_EXERCISE_
If a line in the data has the string "account", please show it.

☆ ☆ ☆ ☆

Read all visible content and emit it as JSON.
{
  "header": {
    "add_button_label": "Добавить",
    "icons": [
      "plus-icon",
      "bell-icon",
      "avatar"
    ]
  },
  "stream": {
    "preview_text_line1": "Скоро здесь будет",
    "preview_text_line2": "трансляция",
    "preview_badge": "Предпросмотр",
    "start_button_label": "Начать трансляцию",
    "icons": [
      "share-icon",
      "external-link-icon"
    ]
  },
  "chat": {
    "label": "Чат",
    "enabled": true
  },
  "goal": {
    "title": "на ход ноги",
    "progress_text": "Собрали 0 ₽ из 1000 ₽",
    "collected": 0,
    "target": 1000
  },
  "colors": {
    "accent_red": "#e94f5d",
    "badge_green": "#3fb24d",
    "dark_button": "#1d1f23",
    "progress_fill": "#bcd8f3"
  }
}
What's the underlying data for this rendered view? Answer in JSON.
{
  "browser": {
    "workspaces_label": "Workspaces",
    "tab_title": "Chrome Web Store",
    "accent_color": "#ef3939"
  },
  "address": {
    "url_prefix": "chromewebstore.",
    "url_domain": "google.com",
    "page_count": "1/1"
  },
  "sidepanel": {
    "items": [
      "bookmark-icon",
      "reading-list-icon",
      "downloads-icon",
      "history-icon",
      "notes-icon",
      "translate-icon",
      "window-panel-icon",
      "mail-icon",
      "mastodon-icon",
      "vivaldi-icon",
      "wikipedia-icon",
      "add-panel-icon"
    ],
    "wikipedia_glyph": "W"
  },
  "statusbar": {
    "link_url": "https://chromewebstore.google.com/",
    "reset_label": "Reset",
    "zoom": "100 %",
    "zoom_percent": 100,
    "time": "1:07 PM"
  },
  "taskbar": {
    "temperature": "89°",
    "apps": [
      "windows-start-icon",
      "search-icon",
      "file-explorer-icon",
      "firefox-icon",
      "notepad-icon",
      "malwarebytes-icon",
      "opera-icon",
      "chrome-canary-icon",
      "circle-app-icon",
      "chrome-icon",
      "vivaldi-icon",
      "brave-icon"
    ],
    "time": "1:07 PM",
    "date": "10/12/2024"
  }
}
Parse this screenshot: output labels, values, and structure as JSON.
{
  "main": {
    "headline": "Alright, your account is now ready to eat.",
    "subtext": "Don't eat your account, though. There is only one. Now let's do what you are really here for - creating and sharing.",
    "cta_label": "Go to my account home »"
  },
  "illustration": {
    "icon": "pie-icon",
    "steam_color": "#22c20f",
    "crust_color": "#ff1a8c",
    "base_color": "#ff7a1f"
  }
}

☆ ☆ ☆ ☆

_ANSWER SECTION_
    "headline": "Alright, your account is now ready to eat.",
    "subtext": "Don't eat your account, though. There is only one. Now let's do what you are really here for - creating and sharing.",
    "cta_label": "Go to my account home »"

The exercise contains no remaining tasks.